Also surviving are sisters-in-law, Lucille Kittner Frank of Portsmouth, Va., Ida Kittner of Norfolk, Va., and Constance Kittner of Philadelphia, Pa.; and Sarah’s 13 nieces and nephews and their families. In addition to her parents, Louis and Berta Kornblau, and her husband of 60 years, Harry Kittner, she was preceded in death by her brother, Sam Kornblau and his wife, Helen, and her daughter-in-law, Kim Kittner.
The family wishes to express our deep appreciation to Dr. Whitman Reardon and her associates at Chapel Hill Internal Medicine and UNC Healthcare for their excellent care over many years. And, for their compassionate care in recent months, we wish to thank Dr. Lindsay Wilson, Tracy Ragan, Delia Holman and Maria Ivy; the staff of the Cedars and the Dubose Health Center and Cedars Home Health; and the staff of AuthoraCare Hospice. Together, she and we have been on a journey, and they have provided skill, strength and comfort for which we will be forever grateful.
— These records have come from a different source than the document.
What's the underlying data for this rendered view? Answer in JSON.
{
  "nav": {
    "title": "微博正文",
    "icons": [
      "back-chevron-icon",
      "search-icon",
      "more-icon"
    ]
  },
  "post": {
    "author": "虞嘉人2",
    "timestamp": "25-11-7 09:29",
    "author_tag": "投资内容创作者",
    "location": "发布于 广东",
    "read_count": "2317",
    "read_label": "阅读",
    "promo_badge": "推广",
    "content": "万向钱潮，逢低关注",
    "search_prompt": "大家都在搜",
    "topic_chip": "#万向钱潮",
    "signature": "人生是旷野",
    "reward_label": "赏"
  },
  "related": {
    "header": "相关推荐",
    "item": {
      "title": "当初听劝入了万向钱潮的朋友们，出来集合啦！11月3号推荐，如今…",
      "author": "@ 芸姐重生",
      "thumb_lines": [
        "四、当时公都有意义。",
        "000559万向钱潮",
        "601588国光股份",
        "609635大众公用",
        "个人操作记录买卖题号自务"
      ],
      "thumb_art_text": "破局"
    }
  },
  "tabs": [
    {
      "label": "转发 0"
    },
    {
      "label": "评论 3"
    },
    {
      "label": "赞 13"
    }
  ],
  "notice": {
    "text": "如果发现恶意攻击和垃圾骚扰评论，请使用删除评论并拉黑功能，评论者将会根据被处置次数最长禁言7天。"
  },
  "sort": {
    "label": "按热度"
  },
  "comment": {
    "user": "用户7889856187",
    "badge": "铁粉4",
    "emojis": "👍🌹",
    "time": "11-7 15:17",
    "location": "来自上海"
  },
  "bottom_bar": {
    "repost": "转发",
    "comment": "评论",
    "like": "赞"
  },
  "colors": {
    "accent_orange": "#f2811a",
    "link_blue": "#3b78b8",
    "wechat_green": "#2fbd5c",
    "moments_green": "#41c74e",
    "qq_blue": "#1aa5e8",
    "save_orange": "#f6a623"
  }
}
A graveside service will be held at the Kehillah Section of Markham Memorial Gardens on Friday, December 16 at 10:30 a.m.
In lieu of flowers, contributions can be made to Halifax Community College, Kittner Family Scholarship Fund; Kehillah Synagogue; UNC Kittner Eye Center; or the charity of one's choice.